Former Conservative peer Lord Taylor of Warwick has been jailed for 12 months for falsely claiming £11,277 in parliamentary expenses.
He claimed for travel between a home he used in Oxford and Westminster, as well for overnight stays in London.
The 58-year-old said he had made the false claims "in lieu of a salary", and had been acting on colleagues' advice.
Jailing him, judge Mr Justice Saunders said the expenses scandal had "left an indelible stain on Parliament".
Taylor, who was Britain's first black Conservative peer and a former barrister and radio and TV presenter, listed his main residence as a home in Oxford, which was owned by his nephew, while he actually lived in a flat in Ealing, west London.
He pleaded not guilty to the charges - saying had been told by senior peers it was normal practice to make false expenses claims - but was convicted in January.
'Breach of trust'
His legal team argued that he should not face prison because, as a peer, his crimes were less serious than those of MPs found guilty over their expenses.
His barrister said he had committed "a single monumental error of judgment" and a custodial term would "destroy him", adding that: "Every fibre of Taylor is motivated by public service."
Mr Justice Saunders acknowledged that the Lords expenses scheme "lacked clarity" and was treated by some peers as an allowance which they were entitled to claim in full.
He also said the "truly remarkable" tributes contained in a series of character references showed the peer was a role model to many young people.
But the judge said Taylor had lied to journalists investigating his expenses and lied while giving evidence to the jury during his trial.
"The expenses scheme in the House of Lords was based on trust," he said.

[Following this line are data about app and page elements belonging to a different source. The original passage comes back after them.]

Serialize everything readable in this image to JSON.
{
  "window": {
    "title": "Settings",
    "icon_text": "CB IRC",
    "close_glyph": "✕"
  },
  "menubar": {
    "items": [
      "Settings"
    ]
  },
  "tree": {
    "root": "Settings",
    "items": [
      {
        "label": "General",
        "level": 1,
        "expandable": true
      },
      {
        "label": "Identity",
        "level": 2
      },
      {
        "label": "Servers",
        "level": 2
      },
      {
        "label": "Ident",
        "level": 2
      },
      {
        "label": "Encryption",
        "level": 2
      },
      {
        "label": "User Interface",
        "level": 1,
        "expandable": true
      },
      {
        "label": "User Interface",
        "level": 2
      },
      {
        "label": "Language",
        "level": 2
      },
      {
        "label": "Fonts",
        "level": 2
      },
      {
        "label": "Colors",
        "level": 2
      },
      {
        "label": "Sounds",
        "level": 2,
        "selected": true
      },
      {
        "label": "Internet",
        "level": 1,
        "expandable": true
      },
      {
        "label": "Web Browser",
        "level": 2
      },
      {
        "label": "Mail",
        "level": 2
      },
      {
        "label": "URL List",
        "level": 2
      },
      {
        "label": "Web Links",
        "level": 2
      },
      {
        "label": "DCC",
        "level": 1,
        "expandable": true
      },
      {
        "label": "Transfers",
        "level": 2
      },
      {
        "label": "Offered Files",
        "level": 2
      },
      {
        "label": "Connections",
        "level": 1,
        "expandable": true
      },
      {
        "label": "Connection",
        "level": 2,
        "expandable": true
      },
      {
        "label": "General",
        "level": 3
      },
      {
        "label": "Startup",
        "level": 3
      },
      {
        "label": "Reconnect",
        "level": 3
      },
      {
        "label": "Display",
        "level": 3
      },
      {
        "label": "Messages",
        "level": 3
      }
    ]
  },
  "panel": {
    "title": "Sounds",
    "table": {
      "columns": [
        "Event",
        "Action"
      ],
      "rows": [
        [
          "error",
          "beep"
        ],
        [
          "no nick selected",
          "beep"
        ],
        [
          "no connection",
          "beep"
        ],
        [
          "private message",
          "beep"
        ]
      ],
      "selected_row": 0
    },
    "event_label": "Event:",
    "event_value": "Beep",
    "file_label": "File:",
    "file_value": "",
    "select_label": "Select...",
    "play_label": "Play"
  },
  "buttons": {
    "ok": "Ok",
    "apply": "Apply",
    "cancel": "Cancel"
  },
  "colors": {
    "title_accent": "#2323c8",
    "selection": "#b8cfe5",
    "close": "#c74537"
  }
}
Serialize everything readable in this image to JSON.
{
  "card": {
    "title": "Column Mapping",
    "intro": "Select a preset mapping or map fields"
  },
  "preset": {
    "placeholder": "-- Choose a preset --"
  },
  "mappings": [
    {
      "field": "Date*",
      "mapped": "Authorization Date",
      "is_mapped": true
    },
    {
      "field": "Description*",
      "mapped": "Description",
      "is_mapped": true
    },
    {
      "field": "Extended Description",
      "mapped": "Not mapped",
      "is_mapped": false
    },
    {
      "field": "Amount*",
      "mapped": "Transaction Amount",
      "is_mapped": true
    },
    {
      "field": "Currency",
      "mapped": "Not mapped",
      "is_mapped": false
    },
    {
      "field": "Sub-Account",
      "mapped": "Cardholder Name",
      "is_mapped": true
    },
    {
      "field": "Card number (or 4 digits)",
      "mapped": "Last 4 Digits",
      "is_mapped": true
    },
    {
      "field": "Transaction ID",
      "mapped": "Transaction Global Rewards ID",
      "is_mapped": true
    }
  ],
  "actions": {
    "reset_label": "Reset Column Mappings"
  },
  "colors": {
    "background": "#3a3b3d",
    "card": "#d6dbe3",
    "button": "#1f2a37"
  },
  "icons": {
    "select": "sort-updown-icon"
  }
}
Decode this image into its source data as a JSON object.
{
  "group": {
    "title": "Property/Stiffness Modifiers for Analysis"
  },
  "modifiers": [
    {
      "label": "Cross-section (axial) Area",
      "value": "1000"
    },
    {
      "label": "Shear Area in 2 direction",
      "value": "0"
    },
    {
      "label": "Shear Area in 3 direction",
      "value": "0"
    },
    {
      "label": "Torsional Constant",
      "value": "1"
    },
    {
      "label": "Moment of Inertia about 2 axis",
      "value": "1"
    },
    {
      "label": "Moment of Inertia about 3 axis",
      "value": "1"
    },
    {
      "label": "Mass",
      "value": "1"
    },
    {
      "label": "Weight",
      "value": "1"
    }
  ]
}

"Peers certified that their claims were accurate. They were not required to provide proof. It was considered that people who achieved a peerage could be relied on to be honest.
"Making false claims involved a breach of a high degree of trust."
He added: "Lord Taylor has now told the probation officer that he fully accepts that he is guilty of the offences and has expressed regret and remorse for what he has done.
"While it is to his credit that Lord Taylor admits his guilt, it does mean that he accepts that he wasn't telling the truth on oath in the witness box."
Taylor's lawyers, IBB Solicitors, said afterwards he was "distraught" at being jailed.
But they added: "Upon his release he will continue to serve the public, as he has done for the past 20 years, with the charitable organisations he has worked for."
Following the sentencing, it was revealed that about 15 of Taylor's fellow peers refused to give evidence to support his defence.
During the trial, Taylor said he had relied on the advice of Lord Colwyn, the long-standing hereditary peer and deputy speaker of the Lords, when submitting his expenses claims - something Lord Colwyn denied.
Taylor is the latest in a series of politicians to be jailed for expenses fraud.
Former Labour MP Jim Devine was given a 16-month term after also pleading not guilty. His fellow former Labour members Eric Illsley, David Chaytor and Elliot Morley all pleaded guilty and were jailed for 12, 18 and 16 months respectively.
Illsley and Chaytor have already been released from jail after serving less than a third of their sentences although they have been tagged and subject to home detention curfews.
Lord Hanningfield, another former Conservative peer, was convicted last week and is awaiting sentence.